If there is a constant exit speed, and presumption that batch comes and goes the same out of inventory at once is realistic, than inventory content can be supposed equation (6):

InvCj =

DOI * DCi 2

i = 1.....n product varianti

InvCi inventorycontentof product variant i

DOI days of inventory

DCi daily consumption of product variant i

Days of inventory can be determined by the EPEI (Every Part Every Inverval). The EPEI specifies how long it takes to produce all product variants in their corresponding batch sizes considering daily consumption which has to be met by production as first objective of lean production [3] (see equation (7)).

EPEIPn

i = l.....n

CO, PTi DCi At

At-^PTi * DCi i=1

product variant i

changeoveitimeof product variant i processtimeof product variant i daily consumption of product variant i tecnicalavailability(plancapacity)

-2/T * DCi remainingtimefor changeover i=1

x-p—t

2.6. Influence on cost curve

For a process orientated production evaluation, based on different influence, it is necessary to combine indicators of the process itself (EPEI, stock), savings and additional costs (one-time/recurring) and process costs along the value stream (especially within information flow processes). These values will change by changing a production process from its current to a future state using lean methods like value stream mapping to identify non-value adding processes. Figure 5 shows the effects of the different indicators on cost curves.

[5] Wöhe, G., 1993, Einführung in die allgemeine Betriebswirtschaftslehre, Franz Vahlen Verlag. Erlach, K., 2007. Wertstromdesign, Springer-Verlag. Nyhuis, P. et al., 2009. Wandlungsfähige Produktionssysteme. wt Werkstatttechnik online, Jg. 99, H.4, p. 205. Sethi, A.K., Sethi, S.P., 1990. Flexibility in Manufacturing: A Survey, The International Journal of Flexible Manufacturing Sysytems, 2, p. 289.

Weber, W., Kabst, R., 2006. Einführung in die Betriebswirtschaftlehre, Gabler Verlag.

[10] Pujawan, N., 2004. Assessing supply chain flexibility: a conceptual framework and case study, Int. J. Integrated Supply Chain Management,1/1, p.79.

[11] Gottmann, J. et al, 2012. "Cost Impact Assessment of Production Program Changes: A Value Stream Oriented Approach," CIRP Conference On Assembly Technologies And Systems, May 2012, Ann Arbor.

[12] Schunter, J.G., Zirkler, B., 2007. Vom Standard Costing zum Value Stream Costing, VDM Verlag Dr. Müller.

[13] Remer, D., 2005. Einführen der Prozesskostenrechnung, Schaeffer-Poeschel Verlag.

Fig. 5. Influences on cost curves

3. Conclusion and Summary

The value stream is divided in production processes, inventories and support activities causing expenses and costs in terms of wages, material, stock and capital assets. The number of product variants their quantities and batch sizes are responsible for factor input needed. As costs of support and administration form a big part in companies' expenses they deserve an adequate attention.

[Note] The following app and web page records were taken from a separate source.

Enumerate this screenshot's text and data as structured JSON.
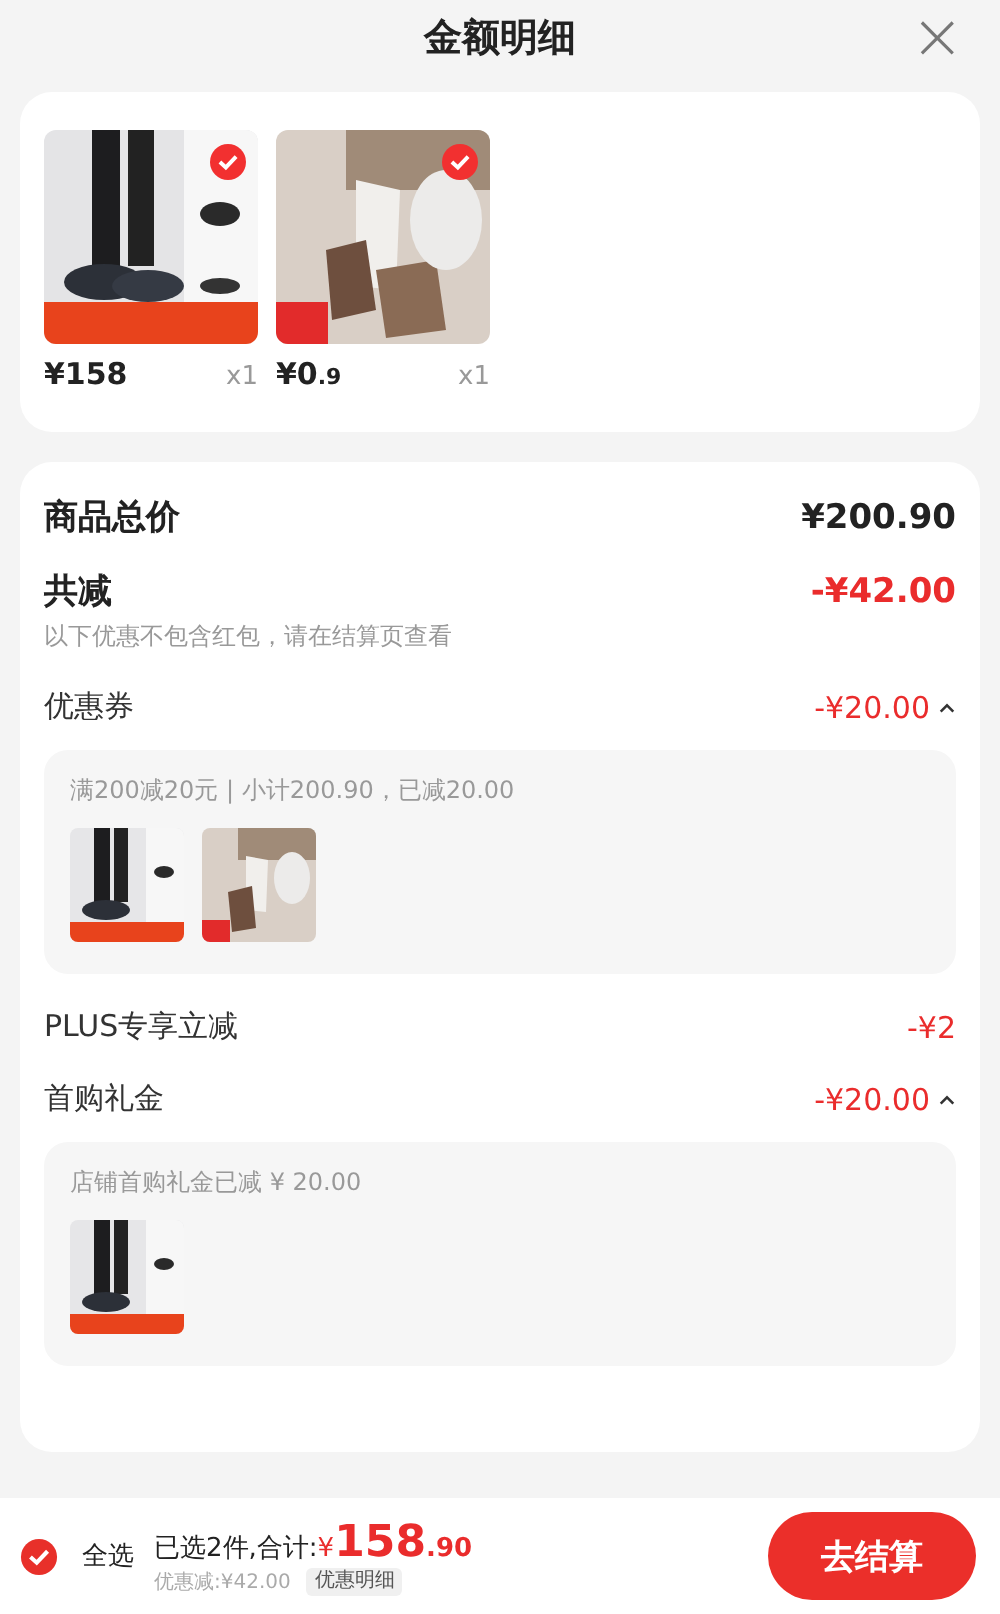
{
  "header": {
    "title": "金额明细",
    "close": "×"
  },
  "products": [
    {
      "kind": "shoe",
      "selected": true,
      "price": "¥158",
      "quantity": "x1"
    },
    {
      "kind": "socks",
      "selected": true,
      "price": "¥0",
      "price_decimal": ".9",
      "quantity": "x1"
    }
  ],
  "summary": {
    "total_label": "商品总价",
    "total_value": "¥200.90",
    "discount_label": "共减",
    "discount_value": "-¥42.00",
    "note": "以下优惠不包含红包，请在结算页查看"
  },
  "discounts": [
    {
      "kind": "expandable",
      "label": "优惠券",
      "value": "-¥20.00",
      "expanded": true,
      "detail": "满200减20元 | 小计200.90，已减20.00",
      "thumbs": [
        {
          "kind": "shoe"
        },
        {
          "kind": "socks"
        }
      ]
    },
    {
      "kind": "plain",
      "label": "PLUS专享立减",
      "value": "-¥2"
    },
    {
      "kind": "expandable",
      "label": "首购礼金",
      "value": "-¥20.00",
      "expanded": true,
      "detail": "店铺首购礼金已减 ¥ 20.00",
      "thumbs": [
        {
          "kind": "shoe"
        }
      ]
    }
  ],
  "footer": {
    "select_all_checked": true,
    "select_all": "全选",
    "total_label": "已选2件,合计:",
    "currency": "¥",
    "integer": "158",
    "decimal": ".90",
    "saved": "优惠减:¥42.00",
    "details_tag": "优惠明细",
    "checkout": "去结算"
  }
}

The presented approach enables the representation of the existing production structure, the import of changing production programs and structures and the evaluation of the resulting effects on cost distribution. The principal idea is to consequently assign expenditures and respective cost drivers to the characteristics of the production program along the entire process chain in order to develop a simple and comprehensive model.

References

[1] Son, Y.K., Park, C.S., 1987. Economic measure of productivity, quality and flexibility in advanced manufacturing systems, Journal of Manufacturing Systems, 6/3, p. 193.

[2] Rother, M., Shook, J., 2000. Sehen lernen, LOG_X Verlag GmbH

[3] Dyckhoff, H., 2006. Produktionstheorie, Springer Verlag.

[4] Syska, A., 2006. Produktionsmanagment, Gabler Verlag.